The intrigue just keeps intensifying.
Who will plead to what? Where will it all end, we’re wondering, as news breaks on a near-daily basis in a broad and deep federal corruption probe of Illinois politics and government. But we also ought to be asking, what can be done to stop the corruption?
State Sen. Tom Cullerton, a Villa Park Democrat, has been indicted. State Sen. Martin Sandoval, a Chicago Democrat, had his offices and home raided, and he has resigned from his Senate Transportation Committee chairmanship. Adding to the intrigue, Sandoval’s district encompasses House Speaker Michael Madigan’s. Indeed, WBEZ reported Madigan was named in a subpoena served on City Club of Chicago President Jay Doherty, also a ComEd lobbyist. WBEZ reported the FBI is looking into ghost payrolling at ComEd and whether people were hired in return for rate increases and other favorable government action.

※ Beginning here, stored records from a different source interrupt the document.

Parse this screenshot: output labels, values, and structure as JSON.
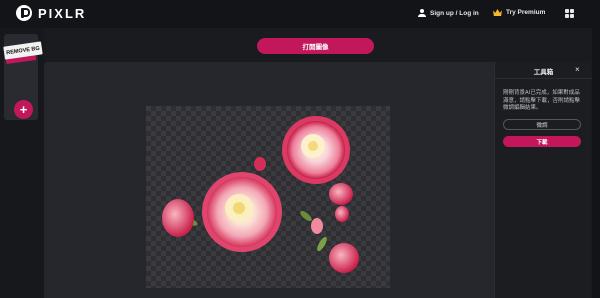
{
  "header": {
    "logo_text": "PIXLR",
    "signup_label": "Sign up / Log in",
    "premium_label": "Try Premium",
    "icons": [
      "pixlr-logo-icon",
      "user-icon",
      "crown-icon",
      "apps-grid-icon"
    ]
  },
  "sidebar": {
    "tool_label": "REMOVE BG",
    "add_label": "+"
  },
  "toolbar": {
    "open_image_label": "打開圖像"
  },
  "panel": {
    "title": "工具箱",
    "close_label": "×",
    "description": "剛剛背景AI已完成，如果對成品滿意，請點擊下載，否則請點擊微調編輯結果。",
    "reset_label": "微調",
    "download_label": "下載"
  },
  "colors": {
    "accent": "#c2185b",
    "background": "#1a1b1f",
    "panel": "#1c1d21",
    "workspace": "#26272c",
    "crown": "#f5b82e"
  }
}
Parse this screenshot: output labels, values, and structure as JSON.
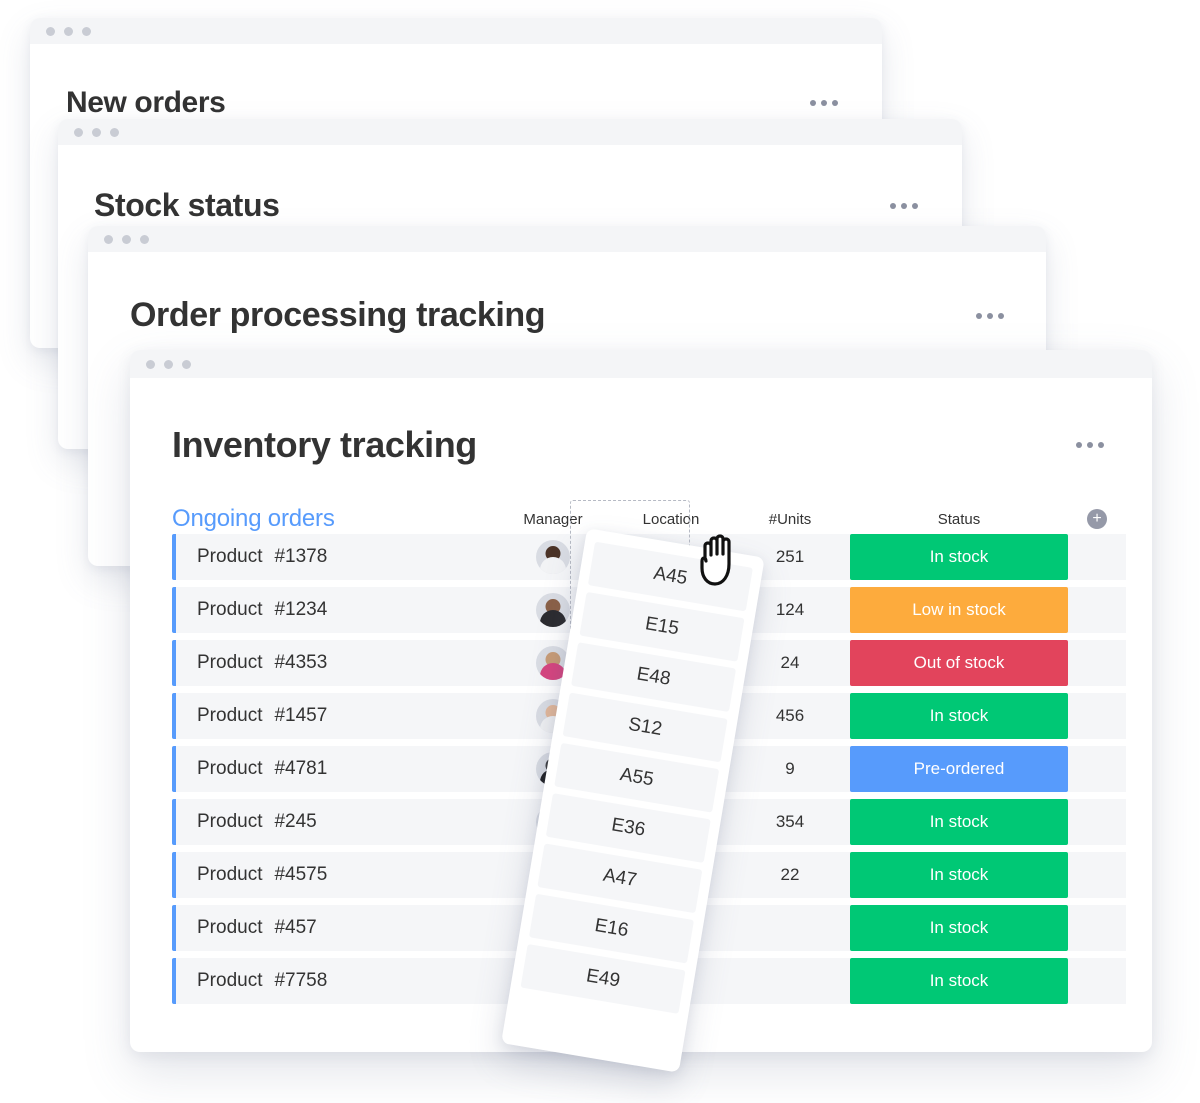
{
  "background_cards": [
    {
      "title": "New orders",
      "menu_icon": "kebab-menu-icon"
    },
    {
      "title": "Stock status",
      "menu_icon": "kebab-menu-icon"
    },
    {
      "title": "Order processing tracking",
      "menu_icon": "kebab-menu-icon"
    }
  ],
  "main_card": {
    "title": "Inventory tracking",
    "menu_icon": "kebab-menu-icon",
    "group_title": "Ongoing orders",
    "columns": {
      "name": "",
      "manager": "Manager",
      "location": "Location",
      "units": "#Units",
      "status": "Status",
      "add": "+"
    },
    "rows": [
      {
        "name_prefix": "Product",
        "name_id": "#1378",
        "units": "251",
        "status": "In stock",
        "status_color": "#00c875"
      },
      {
        "name_prefix": "Product",
        "name_id": "#1234",
        "units": "124",
        "status": "Low in stock",
        "status_color": "#fdab3d"
      },
      {
        "name_prefix": "Product",
        "name_id": "#4353",
        "units": "24",
        "status": "Out of stock",
        "status_color": "#e2445c"
      },
      {
        "name_prefix": "Product",
        "name_id": "#1457",
        "units": "456",
        "status": "In stock",
        "status_color": "#00c875"
      },
      {
        "name_prefix": "Product",
        "name_id": "#4781",
        "units": "9",
        "status": "Pre-ordered",
        "status_color": "#579bfc"
      },
      {
        "name_prefix": "Product",
        "name_id": "#245",
        "units": "354",
        "status": "In stock",
        "status_color": "#00c875"
      },
      {
        "name_prefix": "Product",
        "name_id": "#4575",
        "units": "22",
        "status": "In stock",
        "status_color": "#00c875"
      },
      {
        "name_prefix": "Product",
        "name_id": "#457",
        "units": "",
        "status": "In stock",
        "status_color": "#00c875"
      },
      {
        "name_prefix": "Product",
        "name_id": "#7758",
        "units": "",
        "status": "In stock",
        "status_color": "#00c875"
      }
    ],
    "avatars": [
      {
        "skin": "#4b3327",
        "shirt": "#f2f3f5"
      },
      {
        "skin": "#8a6047",
        "shirt": "#2b2b2f"
      },
      {
        "skin": "#c79b76",
        "shirt": "#d6447f"
      },
      {
        "skin": "#e3b89a",
        "shirt": "#f0f1f3"
      },
      {
        "skin": "#3a3a3c",
        "shirt": "#1d1d20"
      },
      {
        "skin": "#e0b694",
        "shirt": "#4e3427"
      },
      {
        "skin": "#dcae8b",
        "shirt": "#ebecef"
      },
      {
        "skin": "#7a5336",
        "shirt": "#2a2a2e"
      },
      {
        "skin": "#e6c0a2",
        "shirt": "#f2f3f5"
      }
    ]
  },
  "drag_dropdown": {
    "cursor_icon": "grab-hand-cursor",
    "options": [
      "A45",
      "E15",
      "E48",
      "S12",
      "A55",
      "E36",
      "A47",
      "E16",
      "E49"
    ]
  },
  "colors": {
    "accent_blue": "#579bfc",
    "green": "#00c875",
    "orange": "#fdab3d",
    "red": "#e2445c",
    "row_bg": "#f5f6f8",
    "titlebar_bg": "#f4f5f7"
  }
}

One of Madigan’s closest allies, former ComEd lobbyist Michael McClain, had his home searched by federal agents in May. The FBI seems to be digging deeply into Madigan, ComEd, Exelon and its corps of lobbyists and executives. The Chicago Tribune reported that former ComEd lobbyists John Hooker and Fidel Marquez are targets. Hooker previously fronted a group that used Madigan’s lawyer to successfully sue to protect gerrymandering. Hooker, who is African American, engaged in scare tactics back then, saying redistricting reform efforts “had unintended consequences for black and brown minority districts.”
There’s also the Tribune report that workers for Madigan and his 13th Ward Alderman, Marty Quinn, took to repeatedly stalking and haranging people into signing forms revoking their support for Quinn’s 19-year-old opponent. In fact, 1,000 more people signed those forms than signed the original petitions.
We can wag our tongues at the developments, but isn’t this also an opportunity to demand action?
In the wake of the raid on Ald. Ed Burke’s City Hall and ward offices, Chicagoans elected a reform candidate in Mayor Lori Lightfoot. She promptly curtailed aldermanic powers and passed an ethics ordinance that, among other things, restricts the types of outside jobs alderman can hold.
So, isn’t now an opportune time to make some structural state improvements? Let’s fix the foundations. Corruption is born when politicians rig districts through gerrymandering.
They also rig the system by throwing up barriers to the ballot and creating convoluted systems like the one that allowed 13th Ward workers to compel people to sign documents revoking their support for Quinn’s opponent.
Other states use digital technology that allows candidates to check someone’s voter registration before they sign that candidate’s petition. That has considerably trimmed the challenges to candidate petitions that tie up a candidate’s time and money when it could be spent campaigning and informing voters.
Does it seem equitable that it takes 5,000 voter signatures to run for statewide office in Illinois, but more than 12,000 to run for Chicago mayor and far more than that to run countywide in Cook? Let’s fix that.
Several of the ComEd lobbyists whose names have surfaced in the ongoing federal investigation are former state lawmakers. Yet various legislative attempts to stop former lawmakers from immediately launching careers as lobbyists have languished in Springfield. Surely, more can be done to strengthen conflict-of-interest laws in Springfield to prevent lobbyists and lawmakers from taking advantage of their power. And the annual financial disclosure statements lawmakers must file long have been a laughingstock. Now is when we ought to be looking to make those more detailed and useful.
The investigations are captivating, but how long will allow ourselves to be held hostage by weak ethics laws and convoluted electoral systems that repeatedly are gamed by our incumbents?
This column originally appeared on Crain's Chicago Business.